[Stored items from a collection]
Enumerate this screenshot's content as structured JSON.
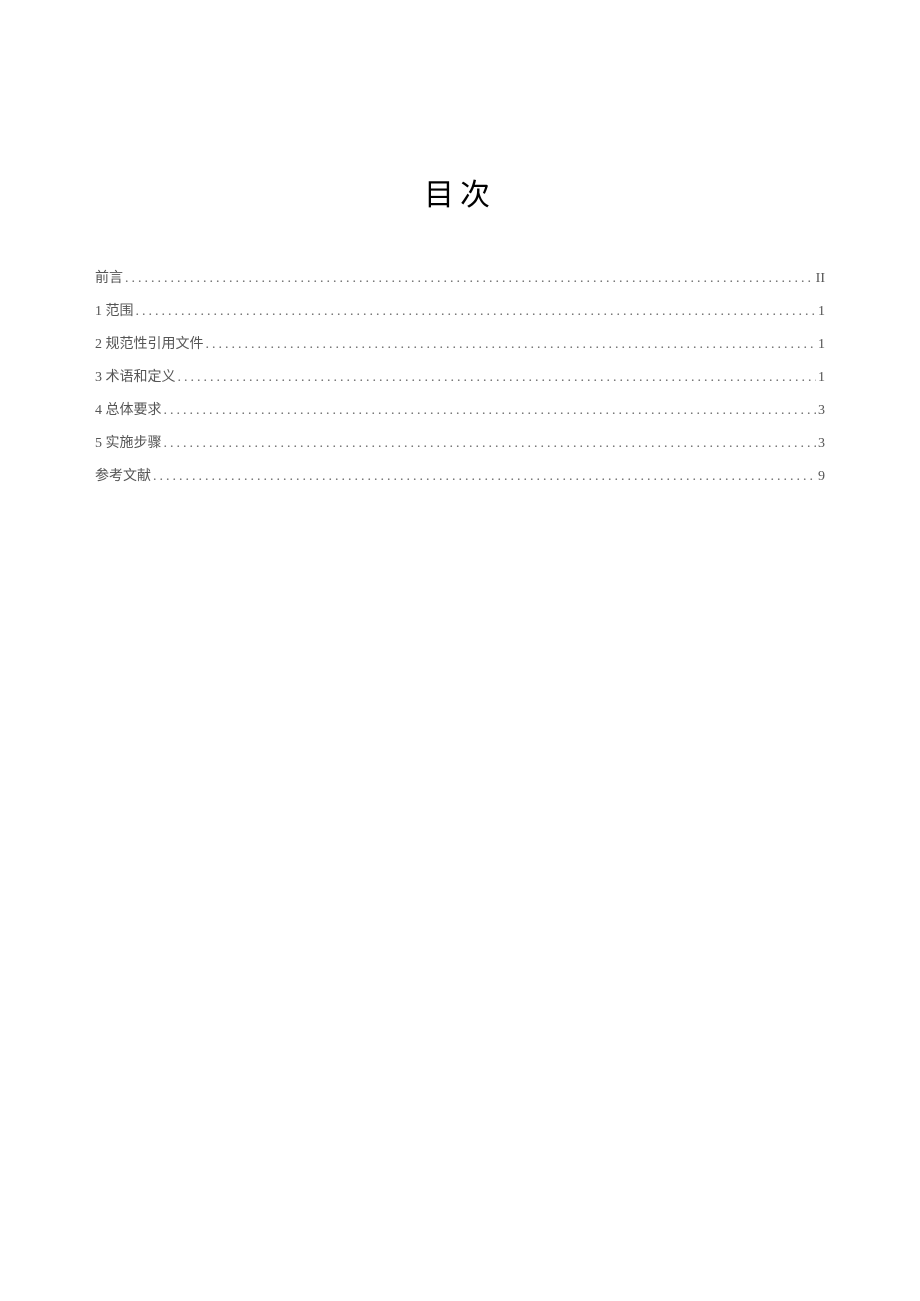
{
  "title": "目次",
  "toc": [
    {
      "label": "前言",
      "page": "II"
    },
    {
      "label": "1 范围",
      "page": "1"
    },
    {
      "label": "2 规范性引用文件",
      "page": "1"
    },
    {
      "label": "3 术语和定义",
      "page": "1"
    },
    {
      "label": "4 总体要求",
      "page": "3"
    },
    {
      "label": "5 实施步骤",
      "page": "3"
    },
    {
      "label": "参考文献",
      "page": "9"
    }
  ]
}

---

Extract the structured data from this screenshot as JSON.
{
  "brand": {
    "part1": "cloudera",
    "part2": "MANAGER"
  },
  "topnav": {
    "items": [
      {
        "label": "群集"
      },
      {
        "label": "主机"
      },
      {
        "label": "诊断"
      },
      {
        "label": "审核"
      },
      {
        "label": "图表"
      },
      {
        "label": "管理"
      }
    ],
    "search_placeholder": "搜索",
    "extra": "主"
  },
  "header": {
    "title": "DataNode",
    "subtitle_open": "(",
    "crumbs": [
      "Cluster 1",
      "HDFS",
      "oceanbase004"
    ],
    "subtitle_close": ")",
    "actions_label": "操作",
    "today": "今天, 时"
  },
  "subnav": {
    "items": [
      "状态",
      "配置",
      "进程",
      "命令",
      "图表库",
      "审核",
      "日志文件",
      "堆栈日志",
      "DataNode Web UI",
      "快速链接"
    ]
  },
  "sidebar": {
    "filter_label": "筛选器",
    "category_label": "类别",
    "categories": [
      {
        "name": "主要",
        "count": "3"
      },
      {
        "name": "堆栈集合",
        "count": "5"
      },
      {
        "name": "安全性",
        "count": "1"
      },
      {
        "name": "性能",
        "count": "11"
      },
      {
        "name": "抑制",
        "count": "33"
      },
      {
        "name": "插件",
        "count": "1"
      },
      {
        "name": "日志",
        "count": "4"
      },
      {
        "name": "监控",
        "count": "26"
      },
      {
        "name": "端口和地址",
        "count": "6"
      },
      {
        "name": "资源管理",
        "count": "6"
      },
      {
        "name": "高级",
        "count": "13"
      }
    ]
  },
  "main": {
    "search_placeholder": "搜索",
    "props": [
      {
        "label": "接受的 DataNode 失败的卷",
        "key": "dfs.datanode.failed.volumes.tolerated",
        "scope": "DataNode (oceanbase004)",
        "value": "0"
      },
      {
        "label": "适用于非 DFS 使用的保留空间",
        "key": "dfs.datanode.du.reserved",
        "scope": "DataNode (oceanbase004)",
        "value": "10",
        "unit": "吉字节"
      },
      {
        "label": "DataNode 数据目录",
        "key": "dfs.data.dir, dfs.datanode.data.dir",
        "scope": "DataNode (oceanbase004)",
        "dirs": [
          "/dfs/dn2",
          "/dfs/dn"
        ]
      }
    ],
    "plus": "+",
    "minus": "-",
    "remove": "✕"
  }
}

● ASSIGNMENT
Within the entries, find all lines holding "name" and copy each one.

● EXPECTED ANSWER
        "name": "主要",
        "name": "堆栈集合",
        "name": "安全性",
        "name": "性能",
        "name": "抑制",
        "name": "插件",
        "name": "日志",
        "name": "监控",
        "name": "端口和地址",
        "name": "资源管理",
        "name": "高级",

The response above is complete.